Unfortunately, the York College team lost to Bentley 39 – 19, missing their shot for the number one slot in the Championship. While the team was devastated, Gilroy says that they “all came together in the second half, with some adjustments to play to the best of our ability with the current situation to put up a tough match.”
Gilroy herself was a key player in the adjustments. Despite being only a sophomore, she was able to help the team stand up against a difficult opponent. By the end of the game, she seemed optimistic about the team’s loss, saying, “Although we came short, I think everyone had felt they played their hearts out and I still cannot say how proud I was to be playing with those girls.”
Later in the Nationals, York College came out to play against Gustavus Adolphus for third place. After a grueling 80-minute game, the teams found themselves tied 36 – 36, taking the game into overtime. However, the York team’s backline managed to break through the Gustavus Adolphus defensive line to score a try, taking the lead at 43 – 36.
In the end, York College Women’s Rugby was third in the nation. As a member of a nationally ranked team, Gilroy reflected on the experience as a whole.
“I feel that this experience really opened my eyes to the skill level that is located all over the U.S. and makes me incredibly proud to be a part of this organization and movement for women in rugby,” she says. “It is so crazy to see how talented some girls are! Although during the games you are striving to win and moments can get quite heated on the field, at the end of the day you just have to acknowledge how tough some of these girls are and give them props.”

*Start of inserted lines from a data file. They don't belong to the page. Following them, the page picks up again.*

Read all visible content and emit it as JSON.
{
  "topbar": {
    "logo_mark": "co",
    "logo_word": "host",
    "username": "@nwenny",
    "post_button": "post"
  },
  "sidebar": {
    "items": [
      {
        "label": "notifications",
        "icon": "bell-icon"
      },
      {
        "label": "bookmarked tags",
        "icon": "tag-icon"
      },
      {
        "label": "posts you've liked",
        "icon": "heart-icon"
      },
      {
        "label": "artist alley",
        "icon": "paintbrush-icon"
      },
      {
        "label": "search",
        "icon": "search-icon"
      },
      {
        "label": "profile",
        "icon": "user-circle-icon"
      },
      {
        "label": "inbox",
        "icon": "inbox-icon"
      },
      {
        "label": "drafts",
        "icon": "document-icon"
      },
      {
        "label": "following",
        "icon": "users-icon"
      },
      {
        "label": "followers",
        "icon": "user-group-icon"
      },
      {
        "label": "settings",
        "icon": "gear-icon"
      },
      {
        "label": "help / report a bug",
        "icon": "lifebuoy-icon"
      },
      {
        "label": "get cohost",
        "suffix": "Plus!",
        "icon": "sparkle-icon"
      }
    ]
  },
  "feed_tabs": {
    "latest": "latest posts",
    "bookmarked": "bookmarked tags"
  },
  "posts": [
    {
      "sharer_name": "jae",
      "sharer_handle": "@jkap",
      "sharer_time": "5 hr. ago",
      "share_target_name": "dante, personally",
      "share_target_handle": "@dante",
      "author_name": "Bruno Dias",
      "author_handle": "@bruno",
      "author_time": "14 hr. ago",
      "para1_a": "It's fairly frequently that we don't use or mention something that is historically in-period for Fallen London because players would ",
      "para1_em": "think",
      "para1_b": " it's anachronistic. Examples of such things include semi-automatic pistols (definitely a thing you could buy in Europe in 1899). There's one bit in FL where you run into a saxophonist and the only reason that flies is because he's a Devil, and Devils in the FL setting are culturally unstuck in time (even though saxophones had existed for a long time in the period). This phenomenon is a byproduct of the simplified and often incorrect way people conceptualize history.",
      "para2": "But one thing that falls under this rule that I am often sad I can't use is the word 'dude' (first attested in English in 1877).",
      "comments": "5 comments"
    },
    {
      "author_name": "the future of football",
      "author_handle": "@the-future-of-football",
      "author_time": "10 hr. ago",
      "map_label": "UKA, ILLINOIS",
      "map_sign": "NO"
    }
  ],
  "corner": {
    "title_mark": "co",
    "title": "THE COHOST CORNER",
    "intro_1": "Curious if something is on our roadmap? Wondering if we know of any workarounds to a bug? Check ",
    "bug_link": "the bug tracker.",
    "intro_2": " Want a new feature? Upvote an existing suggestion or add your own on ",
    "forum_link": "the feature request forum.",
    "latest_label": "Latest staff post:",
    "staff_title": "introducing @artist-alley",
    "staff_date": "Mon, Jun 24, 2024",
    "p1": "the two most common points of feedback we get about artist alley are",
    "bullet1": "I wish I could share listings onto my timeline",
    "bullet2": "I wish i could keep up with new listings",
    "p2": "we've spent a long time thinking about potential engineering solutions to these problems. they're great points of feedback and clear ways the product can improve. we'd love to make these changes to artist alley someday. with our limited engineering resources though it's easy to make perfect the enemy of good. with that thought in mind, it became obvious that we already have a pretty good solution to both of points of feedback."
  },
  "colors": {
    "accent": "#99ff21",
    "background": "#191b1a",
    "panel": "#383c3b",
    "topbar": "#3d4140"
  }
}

Rugby is notorious for being rough, but it’s not just the roughness of the sport that makes it unique. It’s one of the only sports where opponents will fight tooth and nail for over an hour, and then clap each other on the back and congratulate them on a nice tackle. There’s something about the sport that makes people form instant connections.
“The people I have met through this sport has to be my favorite part,” Gilroy says. “I can truly say I have met some of my closest friends through this sport and you never know what connections you have once you commit to the sport!” The team becomes a family, each year growing in size as seniors graduate and incoming students enter the sport.